I am increasingly convinced that an epic struggle is underway between the forces of reason and those of ignorance, between progress and fear. That’s a pretty bold claim, and includes language usually reserved for Channel 4 adverts for the Lord of the Rings trilogy, but the fact remains that science and progress are under threat from a vocal and sometimes criminal minority.
Yesterday a Derbyshire farmer withdrew from a trial of genetically modified potatoes due to take place next year on the grounds that he fears for his personal safety. He claims to have received threatening phone calls. This reminds me of the incident in 2001 when protesters (including environmentalist and journalist George Monbiot) destroyed GM crop-trial in Flintshire, only two of whom were tried and given what were cursory fines. It is also linked to other anti-scientific movements.
In fact, nobody has ever proved any risk to health as a result of consuming GM crops. America’s 280 million people have been chomping their way through GM products for a decade without one recorded ill effect – despite this being the country where a man can sue Michael Jordan because he looks like him!

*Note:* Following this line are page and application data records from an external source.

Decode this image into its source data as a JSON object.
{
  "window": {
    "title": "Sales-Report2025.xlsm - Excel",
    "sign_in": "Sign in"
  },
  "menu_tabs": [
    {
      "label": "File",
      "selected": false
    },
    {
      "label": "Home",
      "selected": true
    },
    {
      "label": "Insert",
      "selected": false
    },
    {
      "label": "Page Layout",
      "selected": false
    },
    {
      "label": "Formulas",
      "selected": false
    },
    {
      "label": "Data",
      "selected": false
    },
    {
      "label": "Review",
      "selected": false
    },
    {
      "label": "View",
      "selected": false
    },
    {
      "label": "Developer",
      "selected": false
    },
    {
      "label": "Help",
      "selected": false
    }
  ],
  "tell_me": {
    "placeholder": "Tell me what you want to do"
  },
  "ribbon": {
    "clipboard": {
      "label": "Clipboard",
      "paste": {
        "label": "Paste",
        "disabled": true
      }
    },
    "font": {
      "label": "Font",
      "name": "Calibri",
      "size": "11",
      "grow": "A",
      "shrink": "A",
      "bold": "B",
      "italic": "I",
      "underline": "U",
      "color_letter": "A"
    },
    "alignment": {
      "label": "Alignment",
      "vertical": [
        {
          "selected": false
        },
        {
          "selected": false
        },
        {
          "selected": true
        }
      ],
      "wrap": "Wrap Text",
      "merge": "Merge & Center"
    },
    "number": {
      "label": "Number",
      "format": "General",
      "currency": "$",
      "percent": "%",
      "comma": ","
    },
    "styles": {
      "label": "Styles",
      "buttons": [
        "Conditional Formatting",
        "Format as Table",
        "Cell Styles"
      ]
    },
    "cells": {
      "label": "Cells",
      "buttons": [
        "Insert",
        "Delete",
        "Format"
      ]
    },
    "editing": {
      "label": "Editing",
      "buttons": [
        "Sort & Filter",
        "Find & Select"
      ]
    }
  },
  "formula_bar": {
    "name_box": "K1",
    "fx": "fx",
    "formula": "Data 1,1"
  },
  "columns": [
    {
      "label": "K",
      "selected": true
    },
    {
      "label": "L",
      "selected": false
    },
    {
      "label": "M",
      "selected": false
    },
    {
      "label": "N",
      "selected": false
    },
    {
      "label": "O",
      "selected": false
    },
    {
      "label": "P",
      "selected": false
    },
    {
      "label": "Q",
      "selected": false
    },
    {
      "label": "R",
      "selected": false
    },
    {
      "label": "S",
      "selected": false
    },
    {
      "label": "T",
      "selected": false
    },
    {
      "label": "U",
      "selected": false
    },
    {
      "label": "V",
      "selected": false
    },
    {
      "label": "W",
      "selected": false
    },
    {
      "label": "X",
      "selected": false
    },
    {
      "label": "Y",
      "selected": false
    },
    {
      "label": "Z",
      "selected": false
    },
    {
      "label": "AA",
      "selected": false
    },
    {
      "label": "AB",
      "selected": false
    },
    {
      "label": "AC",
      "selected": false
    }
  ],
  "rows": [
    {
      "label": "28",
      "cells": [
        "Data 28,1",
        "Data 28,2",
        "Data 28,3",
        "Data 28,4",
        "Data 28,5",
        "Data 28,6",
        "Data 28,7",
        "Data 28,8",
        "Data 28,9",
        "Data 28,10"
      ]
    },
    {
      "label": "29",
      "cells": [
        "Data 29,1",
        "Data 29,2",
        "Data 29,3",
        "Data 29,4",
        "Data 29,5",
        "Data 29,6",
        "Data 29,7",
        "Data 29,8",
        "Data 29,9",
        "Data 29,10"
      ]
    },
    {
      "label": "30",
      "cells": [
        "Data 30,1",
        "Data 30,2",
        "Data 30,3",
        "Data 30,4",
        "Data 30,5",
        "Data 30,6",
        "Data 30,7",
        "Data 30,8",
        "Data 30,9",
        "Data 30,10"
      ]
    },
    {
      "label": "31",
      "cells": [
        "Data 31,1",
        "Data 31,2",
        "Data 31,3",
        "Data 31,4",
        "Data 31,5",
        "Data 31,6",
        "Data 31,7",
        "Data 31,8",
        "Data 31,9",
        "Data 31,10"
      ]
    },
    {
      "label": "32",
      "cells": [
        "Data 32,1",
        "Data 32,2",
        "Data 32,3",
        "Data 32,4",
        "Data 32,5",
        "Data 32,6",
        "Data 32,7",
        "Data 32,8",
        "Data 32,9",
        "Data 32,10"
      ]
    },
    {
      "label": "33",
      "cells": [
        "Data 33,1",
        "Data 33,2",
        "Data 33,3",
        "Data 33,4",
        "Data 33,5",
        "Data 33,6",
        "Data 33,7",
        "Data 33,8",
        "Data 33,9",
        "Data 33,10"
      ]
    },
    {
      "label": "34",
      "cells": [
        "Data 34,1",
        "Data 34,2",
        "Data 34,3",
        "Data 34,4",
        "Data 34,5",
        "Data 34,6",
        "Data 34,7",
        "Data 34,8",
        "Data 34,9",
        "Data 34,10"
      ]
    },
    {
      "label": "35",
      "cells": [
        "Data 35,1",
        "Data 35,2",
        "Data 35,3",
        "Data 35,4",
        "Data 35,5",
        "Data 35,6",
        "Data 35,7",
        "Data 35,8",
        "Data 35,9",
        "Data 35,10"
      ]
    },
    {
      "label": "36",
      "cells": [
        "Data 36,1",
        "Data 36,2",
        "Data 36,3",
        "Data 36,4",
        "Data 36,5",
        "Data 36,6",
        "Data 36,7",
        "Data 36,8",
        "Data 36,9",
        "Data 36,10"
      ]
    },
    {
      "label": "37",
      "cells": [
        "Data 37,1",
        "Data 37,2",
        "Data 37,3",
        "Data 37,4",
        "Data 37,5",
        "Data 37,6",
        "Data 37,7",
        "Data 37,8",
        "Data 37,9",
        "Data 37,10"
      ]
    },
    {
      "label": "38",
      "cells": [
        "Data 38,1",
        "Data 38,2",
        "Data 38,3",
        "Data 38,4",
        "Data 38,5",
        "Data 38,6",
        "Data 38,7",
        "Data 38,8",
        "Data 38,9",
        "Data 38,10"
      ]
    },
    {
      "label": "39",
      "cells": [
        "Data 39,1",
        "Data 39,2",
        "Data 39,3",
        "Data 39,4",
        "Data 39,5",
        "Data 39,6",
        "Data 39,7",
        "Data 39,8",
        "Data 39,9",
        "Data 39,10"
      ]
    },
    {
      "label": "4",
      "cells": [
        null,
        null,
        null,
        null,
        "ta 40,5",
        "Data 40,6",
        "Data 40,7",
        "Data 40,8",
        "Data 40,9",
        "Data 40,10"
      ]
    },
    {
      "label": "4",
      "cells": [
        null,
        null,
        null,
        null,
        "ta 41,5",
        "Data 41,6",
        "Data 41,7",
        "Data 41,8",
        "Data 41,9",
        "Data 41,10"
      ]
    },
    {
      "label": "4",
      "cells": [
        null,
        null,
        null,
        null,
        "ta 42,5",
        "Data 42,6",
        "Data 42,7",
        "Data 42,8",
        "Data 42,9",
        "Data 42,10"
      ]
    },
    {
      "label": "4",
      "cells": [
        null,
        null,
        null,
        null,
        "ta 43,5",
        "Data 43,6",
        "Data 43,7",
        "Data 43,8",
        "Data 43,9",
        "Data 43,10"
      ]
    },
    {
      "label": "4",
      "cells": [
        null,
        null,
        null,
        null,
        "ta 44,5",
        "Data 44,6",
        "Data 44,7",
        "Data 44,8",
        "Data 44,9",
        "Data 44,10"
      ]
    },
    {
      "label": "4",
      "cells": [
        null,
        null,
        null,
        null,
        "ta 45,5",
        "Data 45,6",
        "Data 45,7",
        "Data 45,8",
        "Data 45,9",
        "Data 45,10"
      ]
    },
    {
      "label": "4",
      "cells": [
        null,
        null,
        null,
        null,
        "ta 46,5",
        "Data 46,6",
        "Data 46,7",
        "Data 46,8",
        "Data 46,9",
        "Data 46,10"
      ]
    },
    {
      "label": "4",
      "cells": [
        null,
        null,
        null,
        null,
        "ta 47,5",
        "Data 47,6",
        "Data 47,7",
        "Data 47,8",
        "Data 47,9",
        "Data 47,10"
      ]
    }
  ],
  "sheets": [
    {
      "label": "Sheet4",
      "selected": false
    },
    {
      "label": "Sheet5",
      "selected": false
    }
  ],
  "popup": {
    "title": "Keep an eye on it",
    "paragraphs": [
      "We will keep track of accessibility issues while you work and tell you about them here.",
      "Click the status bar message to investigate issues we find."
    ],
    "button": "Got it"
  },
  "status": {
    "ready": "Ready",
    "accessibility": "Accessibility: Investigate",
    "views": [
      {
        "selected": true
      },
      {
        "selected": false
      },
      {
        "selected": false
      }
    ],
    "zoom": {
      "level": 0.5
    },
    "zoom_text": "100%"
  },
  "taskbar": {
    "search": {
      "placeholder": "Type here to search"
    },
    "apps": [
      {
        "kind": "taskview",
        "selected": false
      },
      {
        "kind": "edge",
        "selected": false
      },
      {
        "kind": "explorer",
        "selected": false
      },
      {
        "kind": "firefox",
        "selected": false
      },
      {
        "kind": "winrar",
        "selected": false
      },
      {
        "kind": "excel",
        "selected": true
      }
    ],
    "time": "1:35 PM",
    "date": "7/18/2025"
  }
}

The leading scientific academies of Brazil, China, India, Mexico, the UK and the USA have all declared that GM foods are safe.
Furthermore, GM crops have clear beneficial effects. They are great for the six million poor Third World farmers who grow them: Chinese farmers have seen profits rise by $500 a hectare; South Africa’s small scale cotton farmers have seen profits rise by three quarters; the reduced reliance on pesticides and herbicides has also reduced the damage to these farmers’ health. It also has a positive knock-on effect on the environment for the same reason. The “Golden rice” that is being produced is an odd colour because it contains a higher than normal amount of beta-carotene. If cultivated and consumed widely around the world it could alleviate the half million cases annually of child blindness caused by Vitamin A deficiency. Plants are being modified to make vaccines to protect people against hepatitis and diarrhoeal diseases that cause millions of deaths.
The fear of GM crops is an irrational result of a number of factors. The fear of science is as old as science itself, championed by the Church and the subject of Mary Shelley’s Frankenstein. In the case of food-fear, it began to gain real ground in Britain after the Bovine Spongiform Encephalopathy (BSE) crisis. Though this was a tragic episode, the ramifications of which thousands are still having to live with, it had nothing to do with GM food. Rather, it triggered a wave of food paranoia that still clouds debate in the UK today.
Debate is, in fact, what we need. Food safety is an important issue, but so is poverty alleviation, environmental protection and (dare I say) the economics of food production. Rational debate about the balance between these is necessary, as is a serious examination of the risks and rewards of using GM crops. What cannot be tolerated is that a small minority of ignorant zealots can be allowed to disrupt scientific research and threaten people’s safety. As with the criminal activity of antivivisection extremists (plenty of examples of which are already well known), it is essential that the Government and the police take a firm stand. The use of “direct action” in the name of the public interest or the supposed rights of animals is not only illegal but a threat to democracy. If we are all free to damage property and intimidate people associated with things with which we disagree, we are living not in liberty but in anarchy. These actions undermine freedom in the name of irrational beliefs.
Today’s story is a defeat for reason and for freedom. I hope it proves to be a rare one.